We have been making strides at post-Christmas organizing, though. Usually, I emerge from the holidays in a fog, not quite sure how to navigate the influx of stuff that comes in, and not quite ready for the return to a normal weekly schedule of activities out of the house. This year, our entrance into January has been gentle. I’ve been making a list for the kids, detailing things we need to tackle, and everyone completes a bit of it. Everyone contributes effort, except the two-year-old who seems intent on undoing everything as efficiently as possible. Alternating the upstairs and downstairs spaces each day, we’ve emptied bins, cleared out closets, and have accomplished some of the cleaning we don’t always get to. Simplifying is a great way to start the year.
I wrote a ‘launching into January’ piece over on Kindred Mom earlier this month, and I’m now a few steps into setting my own vision for the year into motion. It is a gentle approach compared to years past. I know with a baby coming in a few short months, there is only so much I can plan, and even those plans must be held with an open hand. In the planner I’m using for the year, one of the questions posed was, “What do you want to leave behind this year?” My list was longer than I expected and even surprised me a bit as I scrawled it out. What I long for most this year is deep growth, habits that serve me (and our family) well, and quiet confidence in the direction I’m headed. In the past, I’ve always wanted to be able to show (or prove, rather) productivity and ground gained, but the events of recent months have shifted my perspective about a lot of things. I wrote, “I want to pursue diligence motivated by faithfulness rather than motivated by productivity,” and I’m starting to really understand the difference. My themes for this year are: slow, thoughtful, substantial, sustainable, focused, joyful, faithful, and my goals are aimed more at depth, quietness, and seeing the beauty of very ordinary moments than at smashing through an impressive to-do list. There are times to hustle, for sure, but hustle is not the only way–and possibly not even the best way–to get the most out of life. Some sweet things can only infiltrate the soul when you slow down, take notice, and savor what would otherwise be missed at a breakneck speed.

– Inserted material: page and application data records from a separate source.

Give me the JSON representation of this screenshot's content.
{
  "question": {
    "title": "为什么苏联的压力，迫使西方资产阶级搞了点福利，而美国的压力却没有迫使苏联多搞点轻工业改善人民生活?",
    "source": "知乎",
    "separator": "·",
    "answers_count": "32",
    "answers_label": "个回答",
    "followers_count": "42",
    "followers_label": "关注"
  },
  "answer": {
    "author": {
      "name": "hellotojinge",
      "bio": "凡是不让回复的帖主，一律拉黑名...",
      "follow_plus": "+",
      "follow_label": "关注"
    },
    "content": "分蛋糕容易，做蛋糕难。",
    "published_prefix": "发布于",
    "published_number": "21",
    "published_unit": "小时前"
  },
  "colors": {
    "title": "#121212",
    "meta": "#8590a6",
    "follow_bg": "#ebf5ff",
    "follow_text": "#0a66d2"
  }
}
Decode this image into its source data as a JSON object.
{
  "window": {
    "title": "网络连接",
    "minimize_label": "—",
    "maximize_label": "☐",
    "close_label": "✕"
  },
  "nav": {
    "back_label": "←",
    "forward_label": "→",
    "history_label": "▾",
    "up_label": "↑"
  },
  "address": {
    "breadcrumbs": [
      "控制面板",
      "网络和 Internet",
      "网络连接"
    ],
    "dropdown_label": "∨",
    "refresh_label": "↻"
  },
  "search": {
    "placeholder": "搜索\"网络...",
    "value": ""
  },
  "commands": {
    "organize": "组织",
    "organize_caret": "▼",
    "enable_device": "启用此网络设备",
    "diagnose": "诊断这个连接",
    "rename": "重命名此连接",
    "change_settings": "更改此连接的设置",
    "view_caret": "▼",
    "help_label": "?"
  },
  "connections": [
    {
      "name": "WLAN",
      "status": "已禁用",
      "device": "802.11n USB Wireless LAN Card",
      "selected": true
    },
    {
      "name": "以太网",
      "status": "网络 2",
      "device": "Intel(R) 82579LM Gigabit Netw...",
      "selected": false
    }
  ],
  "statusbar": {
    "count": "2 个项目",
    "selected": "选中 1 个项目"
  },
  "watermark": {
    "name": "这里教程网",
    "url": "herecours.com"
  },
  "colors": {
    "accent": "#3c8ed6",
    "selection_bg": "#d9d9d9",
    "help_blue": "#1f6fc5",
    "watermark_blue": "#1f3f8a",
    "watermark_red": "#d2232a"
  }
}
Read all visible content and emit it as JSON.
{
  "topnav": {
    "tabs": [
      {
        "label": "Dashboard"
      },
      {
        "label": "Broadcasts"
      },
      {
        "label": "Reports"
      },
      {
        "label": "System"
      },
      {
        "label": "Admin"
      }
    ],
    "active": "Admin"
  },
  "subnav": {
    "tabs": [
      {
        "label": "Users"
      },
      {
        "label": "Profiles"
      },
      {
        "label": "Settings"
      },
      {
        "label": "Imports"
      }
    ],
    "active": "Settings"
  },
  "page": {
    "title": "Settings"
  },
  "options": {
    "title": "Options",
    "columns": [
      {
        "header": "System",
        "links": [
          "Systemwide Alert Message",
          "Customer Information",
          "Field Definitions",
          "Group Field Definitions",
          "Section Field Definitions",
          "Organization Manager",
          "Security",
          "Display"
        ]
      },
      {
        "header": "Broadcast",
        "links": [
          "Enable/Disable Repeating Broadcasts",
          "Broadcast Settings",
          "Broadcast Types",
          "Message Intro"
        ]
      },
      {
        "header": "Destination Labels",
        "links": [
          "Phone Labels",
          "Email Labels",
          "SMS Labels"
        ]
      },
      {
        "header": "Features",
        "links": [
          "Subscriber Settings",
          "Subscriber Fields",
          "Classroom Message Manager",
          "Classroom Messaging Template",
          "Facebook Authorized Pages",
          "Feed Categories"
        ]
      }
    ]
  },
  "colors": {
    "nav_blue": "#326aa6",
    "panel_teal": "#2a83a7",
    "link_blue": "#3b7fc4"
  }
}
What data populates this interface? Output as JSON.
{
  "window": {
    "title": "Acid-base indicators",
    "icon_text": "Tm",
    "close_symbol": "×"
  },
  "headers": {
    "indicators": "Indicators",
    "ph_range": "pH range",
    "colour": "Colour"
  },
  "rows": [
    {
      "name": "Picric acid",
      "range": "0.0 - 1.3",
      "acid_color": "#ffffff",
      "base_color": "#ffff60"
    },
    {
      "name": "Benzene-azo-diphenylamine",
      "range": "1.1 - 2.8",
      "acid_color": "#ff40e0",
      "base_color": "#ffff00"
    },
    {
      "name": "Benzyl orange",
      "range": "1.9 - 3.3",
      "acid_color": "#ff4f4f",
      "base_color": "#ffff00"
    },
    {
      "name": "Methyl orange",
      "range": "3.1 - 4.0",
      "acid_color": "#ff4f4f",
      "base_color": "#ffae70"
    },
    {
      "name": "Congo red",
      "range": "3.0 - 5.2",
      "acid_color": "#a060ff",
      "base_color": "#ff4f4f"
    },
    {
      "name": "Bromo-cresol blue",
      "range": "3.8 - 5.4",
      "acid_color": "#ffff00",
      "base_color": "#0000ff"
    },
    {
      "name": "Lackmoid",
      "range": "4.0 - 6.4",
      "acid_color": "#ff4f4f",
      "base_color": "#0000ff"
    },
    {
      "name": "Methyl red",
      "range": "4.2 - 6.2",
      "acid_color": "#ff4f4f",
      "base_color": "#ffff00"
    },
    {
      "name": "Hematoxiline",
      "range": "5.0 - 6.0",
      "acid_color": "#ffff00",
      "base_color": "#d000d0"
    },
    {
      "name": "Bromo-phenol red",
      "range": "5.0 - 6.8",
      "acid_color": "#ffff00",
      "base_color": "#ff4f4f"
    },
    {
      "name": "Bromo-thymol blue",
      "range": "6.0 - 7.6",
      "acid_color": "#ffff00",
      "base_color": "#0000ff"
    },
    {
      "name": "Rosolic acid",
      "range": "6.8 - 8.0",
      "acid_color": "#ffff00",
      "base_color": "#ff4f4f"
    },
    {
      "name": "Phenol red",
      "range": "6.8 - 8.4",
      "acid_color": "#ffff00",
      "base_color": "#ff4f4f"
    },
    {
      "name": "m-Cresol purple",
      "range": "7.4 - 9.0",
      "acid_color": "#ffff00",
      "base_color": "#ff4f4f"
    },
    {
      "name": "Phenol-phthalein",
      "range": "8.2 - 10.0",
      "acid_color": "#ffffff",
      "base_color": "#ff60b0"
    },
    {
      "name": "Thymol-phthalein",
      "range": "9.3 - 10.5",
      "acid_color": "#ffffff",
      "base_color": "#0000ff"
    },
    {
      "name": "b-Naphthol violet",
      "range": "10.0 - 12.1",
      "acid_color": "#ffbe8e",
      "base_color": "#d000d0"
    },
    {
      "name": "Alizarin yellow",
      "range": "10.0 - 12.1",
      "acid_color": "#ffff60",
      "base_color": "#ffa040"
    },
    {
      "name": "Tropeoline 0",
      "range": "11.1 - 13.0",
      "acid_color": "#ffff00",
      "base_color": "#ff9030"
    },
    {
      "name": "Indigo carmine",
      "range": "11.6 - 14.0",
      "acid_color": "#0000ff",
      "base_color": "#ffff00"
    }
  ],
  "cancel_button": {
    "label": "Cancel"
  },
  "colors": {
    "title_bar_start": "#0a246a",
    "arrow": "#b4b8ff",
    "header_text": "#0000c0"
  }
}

“With all my heart, I want you to know that your dreams and goals are valuable and important, but the pressure to produce results in one thing you can check at the door if you want to.
Instead of feeling the pressure, you can take a deep breath and see the lovely life around you—and the limits of motherhood—as a place where you have total freedom to rock this gig one humble day at a time.”
~ Emily Sue Allen, from Embracing Your Motherhood Season
1471. witnessing the courage of others to sacrifice comfort in order to serve, 1472. reclaiming order in small ways, 1473. a gentle re-entry to the weekly schedule, 1474. homemade stock + soup, 1475. successful podcast segments recorded, 1476. finishing school paperwork that was hanging over my head, 1477. grace for mistakes, 1478. researching space missions, 1479. when the kids take initiative to organize a space without being asked, 1480. quiet Saturday morning with sun streaming through the windows